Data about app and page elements

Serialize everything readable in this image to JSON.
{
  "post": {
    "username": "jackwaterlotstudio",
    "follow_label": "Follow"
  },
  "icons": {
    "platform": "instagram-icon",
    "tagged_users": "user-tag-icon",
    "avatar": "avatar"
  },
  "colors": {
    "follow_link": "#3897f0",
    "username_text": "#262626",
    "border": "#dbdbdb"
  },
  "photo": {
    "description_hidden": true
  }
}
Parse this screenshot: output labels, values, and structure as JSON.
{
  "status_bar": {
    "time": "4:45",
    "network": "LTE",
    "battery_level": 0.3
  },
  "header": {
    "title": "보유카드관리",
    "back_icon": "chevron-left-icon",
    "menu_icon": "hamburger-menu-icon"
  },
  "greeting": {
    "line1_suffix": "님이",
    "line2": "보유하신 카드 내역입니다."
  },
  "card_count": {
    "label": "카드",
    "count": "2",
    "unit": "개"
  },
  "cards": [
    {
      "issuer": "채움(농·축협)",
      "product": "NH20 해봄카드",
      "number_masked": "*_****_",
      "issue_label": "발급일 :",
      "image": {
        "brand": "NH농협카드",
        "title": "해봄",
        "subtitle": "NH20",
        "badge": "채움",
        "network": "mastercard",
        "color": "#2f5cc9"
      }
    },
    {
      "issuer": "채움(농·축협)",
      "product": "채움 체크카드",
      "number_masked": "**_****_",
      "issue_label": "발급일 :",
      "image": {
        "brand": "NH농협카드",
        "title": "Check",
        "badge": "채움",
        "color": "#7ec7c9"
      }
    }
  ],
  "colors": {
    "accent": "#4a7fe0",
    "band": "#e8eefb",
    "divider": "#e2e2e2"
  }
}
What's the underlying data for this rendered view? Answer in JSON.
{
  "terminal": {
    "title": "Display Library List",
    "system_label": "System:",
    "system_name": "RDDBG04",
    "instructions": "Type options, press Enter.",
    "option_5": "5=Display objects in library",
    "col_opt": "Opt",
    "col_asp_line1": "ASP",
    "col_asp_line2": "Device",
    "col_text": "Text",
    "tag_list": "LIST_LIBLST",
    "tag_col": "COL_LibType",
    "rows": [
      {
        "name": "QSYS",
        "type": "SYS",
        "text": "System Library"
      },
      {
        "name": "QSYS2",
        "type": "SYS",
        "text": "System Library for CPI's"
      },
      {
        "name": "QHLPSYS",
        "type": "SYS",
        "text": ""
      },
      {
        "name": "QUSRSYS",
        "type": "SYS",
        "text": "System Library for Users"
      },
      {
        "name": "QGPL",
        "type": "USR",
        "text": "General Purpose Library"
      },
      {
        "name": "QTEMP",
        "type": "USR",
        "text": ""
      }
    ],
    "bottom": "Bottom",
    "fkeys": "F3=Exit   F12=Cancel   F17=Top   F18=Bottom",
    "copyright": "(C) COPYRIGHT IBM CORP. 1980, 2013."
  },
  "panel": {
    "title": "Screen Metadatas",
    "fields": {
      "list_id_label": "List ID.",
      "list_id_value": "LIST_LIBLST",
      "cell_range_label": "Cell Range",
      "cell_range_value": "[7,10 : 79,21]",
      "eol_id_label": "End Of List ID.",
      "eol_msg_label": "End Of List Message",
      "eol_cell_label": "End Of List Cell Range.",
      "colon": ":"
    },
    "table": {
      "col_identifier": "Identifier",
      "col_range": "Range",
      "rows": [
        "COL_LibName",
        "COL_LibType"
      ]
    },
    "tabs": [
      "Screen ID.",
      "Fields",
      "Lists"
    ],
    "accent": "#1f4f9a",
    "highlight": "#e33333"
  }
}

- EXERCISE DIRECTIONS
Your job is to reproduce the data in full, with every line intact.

- OUTPUT FOR THIS TASK
Serialize everything readable in this image to JSON.
{
  "post": {
    "username": "jackwaterlotstudio",
    "follow_label": "Follow"
  },
  "icons": {
    "platform": "instagram-icon",
    "tagged_users": "user-tag-icon",
    "avatar": "avatar"
  },
  "colors": {
    "follow_link": "#3897f0",
    "username_text": "#262626",
    "border": "#dbdbdb"
  },
  "photo": {
    "description_hidden": true
  }
}
Parse this screenshot: output labels, values, and structure as JSON.
{
  "status_bar": {
    "time": "4:45",
    "network": "LTE",
    "battery_level": 0.3
  },
  "header": {
    "title": "보유카드관리",
    "back_icon": "chevron-left-icon",
    "menu_icon": "hamburger-menu-icon"
  },
  "greeting": {
    "line1_suffix": "님이",
    "line2": "보유하신 카드 내역입니다."
  },
  "card_count": {
    "label": "카드",
    "count": "2",
    "unit": "개"
  },
  "cards": [
    {
      "issuer": "채움(농·축협)",
      "product": "NH20 해봄카드",
      "number_masked": "*_****_",
      "issue_label": "발급일 :",
      "image": {
        "brand": "NH농협카드",
        "title": "해봄",
        "subtitle": "NH20",
        "badge": "채움",
        "network": "mastercard",
        "color": "#2f5cc9"
      }
    },
    {
      "issuer": "채움(농·축협)",
      "product": "채움 체크카드",
      "number_masked": "**_****_",
      "issue_label": "발급일 :",
      "image": {
        "brand": "NH농협카드",
        "title": "Check",
        "badge": "채움",
        "color": "#7ec7c9"
      }
    }
  ],
  "colors": {
    "accent": "#4a7fe0",
    "band": "#e8eefb",
    "divider": "#e2e2e2"
  }
}
What's the underlying data for this rendered view? Answer in JSON.
{
  "terminal": {
    "title": "Display Library List",
    "system_label": "System:",
    "system_name": "RDDBG04",
    "instructions": "Type options, press Enter.",
    "option_5": "5=Display objects in library",
    "col_opt": "Opt",
    "col_asp_line1": "ASP",
    "col_asp_line2": "Device",
    "col_text": "Text",
    "tag_list": "LIST_LIBLST",
    "tag_col": "COL_LibType",
    "rows": [
      {
        "name": "QSYS",
        "type": "SYS",
        "text": "System Library"
      },
      {
        "name": "QSYS2",
        "type": "SYS",
        "text": "System Library for CPI's"
      },
      {
        "name": "QHLPSYS",
        "type": "SYS",
        "text": ""
      },
      {
        "name": "QUSRSYS",
        "type": "SYS",
        "text": "System Library for Users"
      },
      {
        "name": "QGPL",
        "type": "USR",
        "text": "General Purpose Library"
      },
      {
        "name": "QTEMP",
        "type": "USR",
        "text": ""
      }
    ],
    "bottom": "Bottom",
    "fkeys": "F3=Exit   F12=Cancel   F17=Top   F18=Bottom",
    "copyright": "(C) COPYRIGHT IBM CORP. 1980, 2013."
  },
  "panel": {
    "title": "Screen Metadatas",
    "fields": {
      "list_id_label": "List ID.",
      "list_id_value": "LIST_LIBLST",
      "cell_range_label": "Cell Range",
      "cell_range_value": "[7,10 : 79,21]",
      "eol_id_label": "End Of List ID.",
      "eol_msg_label": "End Of List Message",
      "eol_cell_label": "End Of List Cell Range.",
      "colon": ":"
    },
    "table": {
      "col_identifier": "Identifier",
      "col_range": "Range",
      "rows": [
        "COL_LibName",
        "COL_LibType"
      ]
    },
    "tabs": [
      "Screen ID.",
      "Fields",
      "Lists"
    ],
    "accent": "#1f4f9a",
    "highlight": "#e33333"
  }
}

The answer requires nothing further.